_WORK TO COMPLETE_. Go through the data below and return each line where the string "image" occurs.
= Beginning of Section =
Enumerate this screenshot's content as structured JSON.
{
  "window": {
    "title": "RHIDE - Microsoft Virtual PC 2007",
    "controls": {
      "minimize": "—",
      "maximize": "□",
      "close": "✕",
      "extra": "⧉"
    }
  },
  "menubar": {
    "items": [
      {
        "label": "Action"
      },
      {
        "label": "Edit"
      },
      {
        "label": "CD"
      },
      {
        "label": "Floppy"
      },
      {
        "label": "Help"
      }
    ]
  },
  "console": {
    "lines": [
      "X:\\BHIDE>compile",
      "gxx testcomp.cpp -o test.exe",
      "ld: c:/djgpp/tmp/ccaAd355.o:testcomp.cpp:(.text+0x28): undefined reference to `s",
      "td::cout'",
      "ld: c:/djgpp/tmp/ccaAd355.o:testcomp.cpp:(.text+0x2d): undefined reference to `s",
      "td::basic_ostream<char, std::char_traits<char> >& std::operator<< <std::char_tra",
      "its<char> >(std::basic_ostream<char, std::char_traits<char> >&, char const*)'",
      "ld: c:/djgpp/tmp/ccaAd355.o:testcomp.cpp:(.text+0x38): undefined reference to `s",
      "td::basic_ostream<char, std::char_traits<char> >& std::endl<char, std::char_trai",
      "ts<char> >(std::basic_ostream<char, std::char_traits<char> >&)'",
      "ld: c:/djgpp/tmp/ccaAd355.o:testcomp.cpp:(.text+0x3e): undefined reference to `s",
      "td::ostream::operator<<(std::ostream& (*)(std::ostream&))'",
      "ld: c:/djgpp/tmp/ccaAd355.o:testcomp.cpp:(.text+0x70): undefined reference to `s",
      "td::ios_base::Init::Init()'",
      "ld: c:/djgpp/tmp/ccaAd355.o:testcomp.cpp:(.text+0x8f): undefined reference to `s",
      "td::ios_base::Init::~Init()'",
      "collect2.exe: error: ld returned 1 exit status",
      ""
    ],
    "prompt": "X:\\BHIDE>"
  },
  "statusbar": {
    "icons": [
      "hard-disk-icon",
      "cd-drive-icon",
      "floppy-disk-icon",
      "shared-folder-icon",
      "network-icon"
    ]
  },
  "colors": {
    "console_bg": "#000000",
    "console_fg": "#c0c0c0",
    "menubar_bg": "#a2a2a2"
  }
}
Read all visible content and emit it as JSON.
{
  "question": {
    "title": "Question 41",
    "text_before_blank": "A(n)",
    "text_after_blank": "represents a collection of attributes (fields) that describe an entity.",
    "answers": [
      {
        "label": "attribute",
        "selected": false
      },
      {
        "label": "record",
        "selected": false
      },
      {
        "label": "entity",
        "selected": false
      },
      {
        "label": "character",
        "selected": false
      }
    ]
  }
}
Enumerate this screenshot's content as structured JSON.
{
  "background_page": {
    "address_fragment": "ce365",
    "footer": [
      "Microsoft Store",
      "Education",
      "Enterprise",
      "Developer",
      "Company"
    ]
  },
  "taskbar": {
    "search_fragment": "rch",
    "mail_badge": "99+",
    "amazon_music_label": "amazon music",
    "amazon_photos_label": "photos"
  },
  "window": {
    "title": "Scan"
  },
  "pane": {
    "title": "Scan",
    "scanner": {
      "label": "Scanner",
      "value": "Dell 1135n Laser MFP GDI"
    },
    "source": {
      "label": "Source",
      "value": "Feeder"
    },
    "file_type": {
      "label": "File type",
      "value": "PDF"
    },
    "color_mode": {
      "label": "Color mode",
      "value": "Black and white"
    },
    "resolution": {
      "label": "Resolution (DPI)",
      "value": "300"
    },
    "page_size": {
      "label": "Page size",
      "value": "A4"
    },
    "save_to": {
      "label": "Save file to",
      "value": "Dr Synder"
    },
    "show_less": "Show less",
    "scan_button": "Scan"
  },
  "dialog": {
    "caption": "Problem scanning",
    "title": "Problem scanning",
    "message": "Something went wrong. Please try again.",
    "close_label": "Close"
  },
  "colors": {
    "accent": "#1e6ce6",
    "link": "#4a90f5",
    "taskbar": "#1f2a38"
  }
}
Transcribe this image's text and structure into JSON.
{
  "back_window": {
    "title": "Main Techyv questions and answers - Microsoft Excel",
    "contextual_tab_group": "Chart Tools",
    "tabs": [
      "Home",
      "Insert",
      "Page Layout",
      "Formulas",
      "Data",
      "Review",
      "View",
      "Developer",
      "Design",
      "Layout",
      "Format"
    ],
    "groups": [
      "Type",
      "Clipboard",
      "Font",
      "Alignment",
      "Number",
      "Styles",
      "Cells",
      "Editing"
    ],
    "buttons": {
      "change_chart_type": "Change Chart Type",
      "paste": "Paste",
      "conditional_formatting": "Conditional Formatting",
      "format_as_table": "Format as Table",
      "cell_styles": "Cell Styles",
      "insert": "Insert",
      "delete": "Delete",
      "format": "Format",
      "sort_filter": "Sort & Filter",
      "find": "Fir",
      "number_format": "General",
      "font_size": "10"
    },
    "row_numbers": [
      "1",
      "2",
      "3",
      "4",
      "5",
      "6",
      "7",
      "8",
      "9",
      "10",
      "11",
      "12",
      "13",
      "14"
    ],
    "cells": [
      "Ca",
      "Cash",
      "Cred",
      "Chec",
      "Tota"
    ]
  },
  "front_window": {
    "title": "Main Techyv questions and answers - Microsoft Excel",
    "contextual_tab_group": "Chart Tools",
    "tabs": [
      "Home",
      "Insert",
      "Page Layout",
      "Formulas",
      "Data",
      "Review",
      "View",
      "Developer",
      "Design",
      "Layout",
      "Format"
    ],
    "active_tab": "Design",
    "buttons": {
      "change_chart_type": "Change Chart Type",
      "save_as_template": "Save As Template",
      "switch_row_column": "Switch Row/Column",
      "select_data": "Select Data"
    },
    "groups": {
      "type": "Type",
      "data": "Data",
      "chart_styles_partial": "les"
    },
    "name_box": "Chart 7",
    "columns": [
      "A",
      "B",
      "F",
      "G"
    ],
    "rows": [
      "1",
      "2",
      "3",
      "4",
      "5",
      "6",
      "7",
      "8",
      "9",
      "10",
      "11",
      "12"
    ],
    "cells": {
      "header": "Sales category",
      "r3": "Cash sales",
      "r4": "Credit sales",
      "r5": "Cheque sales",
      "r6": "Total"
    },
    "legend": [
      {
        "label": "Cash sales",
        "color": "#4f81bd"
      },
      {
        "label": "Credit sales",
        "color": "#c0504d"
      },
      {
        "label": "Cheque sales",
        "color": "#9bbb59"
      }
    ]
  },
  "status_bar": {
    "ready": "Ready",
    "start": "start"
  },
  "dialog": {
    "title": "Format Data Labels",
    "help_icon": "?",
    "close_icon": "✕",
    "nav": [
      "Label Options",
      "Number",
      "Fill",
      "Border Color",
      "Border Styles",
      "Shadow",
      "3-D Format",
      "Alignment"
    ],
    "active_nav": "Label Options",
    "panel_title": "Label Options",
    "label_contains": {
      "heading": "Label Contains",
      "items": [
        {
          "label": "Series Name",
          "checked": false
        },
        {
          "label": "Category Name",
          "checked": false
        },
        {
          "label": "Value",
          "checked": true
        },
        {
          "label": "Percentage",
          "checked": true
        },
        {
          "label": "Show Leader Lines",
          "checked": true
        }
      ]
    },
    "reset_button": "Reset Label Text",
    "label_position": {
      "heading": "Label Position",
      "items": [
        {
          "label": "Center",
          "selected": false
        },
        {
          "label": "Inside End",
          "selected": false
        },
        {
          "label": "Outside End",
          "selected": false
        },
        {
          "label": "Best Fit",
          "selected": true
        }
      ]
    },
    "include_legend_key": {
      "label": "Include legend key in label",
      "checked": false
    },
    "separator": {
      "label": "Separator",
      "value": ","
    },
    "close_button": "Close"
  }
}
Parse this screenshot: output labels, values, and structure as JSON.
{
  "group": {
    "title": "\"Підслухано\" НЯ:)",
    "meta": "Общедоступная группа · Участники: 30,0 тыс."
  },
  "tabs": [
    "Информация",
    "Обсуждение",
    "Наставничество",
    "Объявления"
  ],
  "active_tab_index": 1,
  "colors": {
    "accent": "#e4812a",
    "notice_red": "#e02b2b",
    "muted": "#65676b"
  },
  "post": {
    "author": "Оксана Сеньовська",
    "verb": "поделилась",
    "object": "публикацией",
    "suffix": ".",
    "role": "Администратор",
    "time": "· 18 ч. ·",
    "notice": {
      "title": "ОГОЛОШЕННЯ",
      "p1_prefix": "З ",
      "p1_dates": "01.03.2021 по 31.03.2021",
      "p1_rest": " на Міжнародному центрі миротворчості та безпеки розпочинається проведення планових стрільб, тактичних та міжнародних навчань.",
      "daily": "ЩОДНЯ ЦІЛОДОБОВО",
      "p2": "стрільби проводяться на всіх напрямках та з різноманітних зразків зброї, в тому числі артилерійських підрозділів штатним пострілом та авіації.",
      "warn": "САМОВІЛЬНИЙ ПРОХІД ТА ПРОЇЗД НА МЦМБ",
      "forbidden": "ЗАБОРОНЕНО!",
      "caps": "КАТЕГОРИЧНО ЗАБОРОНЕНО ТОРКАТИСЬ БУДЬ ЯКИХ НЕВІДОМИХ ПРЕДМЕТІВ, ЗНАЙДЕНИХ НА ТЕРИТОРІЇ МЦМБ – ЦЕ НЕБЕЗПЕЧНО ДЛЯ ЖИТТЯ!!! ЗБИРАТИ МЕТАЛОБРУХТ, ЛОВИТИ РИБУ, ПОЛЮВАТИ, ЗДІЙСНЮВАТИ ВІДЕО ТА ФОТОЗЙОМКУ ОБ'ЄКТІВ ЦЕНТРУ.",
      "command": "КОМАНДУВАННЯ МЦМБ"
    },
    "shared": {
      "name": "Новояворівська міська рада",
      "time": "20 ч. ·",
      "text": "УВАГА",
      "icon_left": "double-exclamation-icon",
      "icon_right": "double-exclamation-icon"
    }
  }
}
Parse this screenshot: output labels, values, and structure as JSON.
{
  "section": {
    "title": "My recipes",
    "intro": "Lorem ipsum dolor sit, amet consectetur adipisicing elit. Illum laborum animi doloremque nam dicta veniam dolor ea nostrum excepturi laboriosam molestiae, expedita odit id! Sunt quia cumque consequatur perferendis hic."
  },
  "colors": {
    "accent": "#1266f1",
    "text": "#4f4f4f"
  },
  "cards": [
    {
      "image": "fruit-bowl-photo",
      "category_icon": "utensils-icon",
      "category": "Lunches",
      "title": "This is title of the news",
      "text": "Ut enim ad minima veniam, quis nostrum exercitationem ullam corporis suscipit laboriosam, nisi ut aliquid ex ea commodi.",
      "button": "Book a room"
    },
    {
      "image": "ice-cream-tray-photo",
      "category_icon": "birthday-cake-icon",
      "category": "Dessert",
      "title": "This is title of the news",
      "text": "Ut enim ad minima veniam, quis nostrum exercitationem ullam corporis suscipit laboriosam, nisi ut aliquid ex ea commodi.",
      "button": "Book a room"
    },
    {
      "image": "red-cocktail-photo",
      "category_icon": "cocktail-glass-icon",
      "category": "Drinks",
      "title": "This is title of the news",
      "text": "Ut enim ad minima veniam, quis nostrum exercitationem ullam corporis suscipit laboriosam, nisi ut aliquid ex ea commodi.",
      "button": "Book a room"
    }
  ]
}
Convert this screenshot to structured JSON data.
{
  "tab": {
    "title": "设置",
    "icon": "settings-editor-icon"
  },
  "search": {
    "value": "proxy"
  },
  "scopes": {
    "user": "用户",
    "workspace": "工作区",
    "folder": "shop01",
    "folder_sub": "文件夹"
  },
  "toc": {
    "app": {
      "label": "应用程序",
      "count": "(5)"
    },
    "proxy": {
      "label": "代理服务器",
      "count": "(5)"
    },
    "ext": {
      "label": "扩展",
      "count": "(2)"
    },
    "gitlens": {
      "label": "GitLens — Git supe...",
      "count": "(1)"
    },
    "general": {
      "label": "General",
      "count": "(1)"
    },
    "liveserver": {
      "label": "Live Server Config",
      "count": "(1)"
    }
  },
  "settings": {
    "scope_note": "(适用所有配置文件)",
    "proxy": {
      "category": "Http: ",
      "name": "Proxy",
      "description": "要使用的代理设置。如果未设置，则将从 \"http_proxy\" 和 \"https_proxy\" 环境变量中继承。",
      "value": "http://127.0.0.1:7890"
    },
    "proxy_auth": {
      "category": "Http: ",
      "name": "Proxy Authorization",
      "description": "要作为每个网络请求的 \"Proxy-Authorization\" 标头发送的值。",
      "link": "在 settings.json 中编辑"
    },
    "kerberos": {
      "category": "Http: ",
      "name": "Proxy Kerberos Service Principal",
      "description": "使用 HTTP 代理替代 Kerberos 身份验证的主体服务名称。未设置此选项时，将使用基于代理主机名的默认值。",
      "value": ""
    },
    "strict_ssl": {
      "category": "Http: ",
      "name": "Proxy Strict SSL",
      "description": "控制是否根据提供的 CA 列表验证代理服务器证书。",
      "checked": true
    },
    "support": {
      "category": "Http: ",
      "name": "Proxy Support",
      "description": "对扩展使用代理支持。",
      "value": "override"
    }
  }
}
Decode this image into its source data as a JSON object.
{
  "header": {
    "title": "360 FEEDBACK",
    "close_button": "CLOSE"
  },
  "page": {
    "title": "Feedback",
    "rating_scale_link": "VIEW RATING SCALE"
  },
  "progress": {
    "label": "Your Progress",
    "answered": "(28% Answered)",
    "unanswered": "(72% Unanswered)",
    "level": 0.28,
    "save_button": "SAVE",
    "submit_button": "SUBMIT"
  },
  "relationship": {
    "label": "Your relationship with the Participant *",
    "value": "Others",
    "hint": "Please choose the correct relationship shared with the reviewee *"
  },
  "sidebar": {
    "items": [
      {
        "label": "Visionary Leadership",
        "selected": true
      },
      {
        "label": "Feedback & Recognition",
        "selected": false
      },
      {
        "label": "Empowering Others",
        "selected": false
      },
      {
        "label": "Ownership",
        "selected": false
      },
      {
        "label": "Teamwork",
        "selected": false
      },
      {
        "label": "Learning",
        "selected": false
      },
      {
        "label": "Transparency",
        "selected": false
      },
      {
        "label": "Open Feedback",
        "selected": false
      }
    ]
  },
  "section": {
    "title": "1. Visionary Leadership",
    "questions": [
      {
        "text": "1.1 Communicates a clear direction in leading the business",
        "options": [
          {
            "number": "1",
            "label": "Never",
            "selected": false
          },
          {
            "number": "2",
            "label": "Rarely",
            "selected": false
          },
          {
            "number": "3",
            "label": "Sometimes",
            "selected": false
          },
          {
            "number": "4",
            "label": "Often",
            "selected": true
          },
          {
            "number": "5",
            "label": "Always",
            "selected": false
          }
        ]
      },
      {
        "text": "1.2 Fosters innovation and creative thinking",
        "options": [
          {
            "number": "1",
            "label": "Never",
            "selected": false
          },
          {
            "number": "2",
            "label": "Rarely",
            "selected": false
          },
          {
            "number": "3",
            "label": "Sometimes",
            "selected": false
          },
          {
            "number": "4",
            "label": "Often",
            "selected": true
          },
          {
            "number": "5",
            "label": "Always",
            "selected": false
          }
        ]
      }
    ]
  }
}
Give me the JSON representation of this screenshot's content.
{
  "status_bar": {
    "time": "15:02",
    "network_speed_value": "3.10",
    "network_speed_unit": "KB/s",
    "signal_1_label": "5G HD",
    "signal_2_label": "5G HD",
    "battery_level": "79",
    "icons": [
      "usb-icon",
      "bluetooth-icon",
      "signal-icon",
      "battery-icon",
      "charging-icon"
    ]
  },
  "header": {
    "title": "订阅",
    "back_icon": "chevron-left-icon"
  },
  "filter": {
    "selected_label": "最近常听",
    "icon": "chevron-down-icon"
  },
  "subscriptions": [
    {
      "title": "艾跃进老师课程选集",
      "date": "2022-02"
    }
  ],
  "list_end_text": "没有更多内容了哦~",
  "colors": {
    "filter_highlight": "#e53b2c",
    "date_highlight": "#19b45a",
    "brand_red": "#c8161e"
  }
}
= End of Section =
_TASK ANSWER_.
Transcribe this image's text and structure into JSON.
      "image": "fruit-bowl-photo",
      "image": "ice-cream-tray-photo",
      "image": "red-cocktail-photo",
Decode this image into its source data as a JSON object.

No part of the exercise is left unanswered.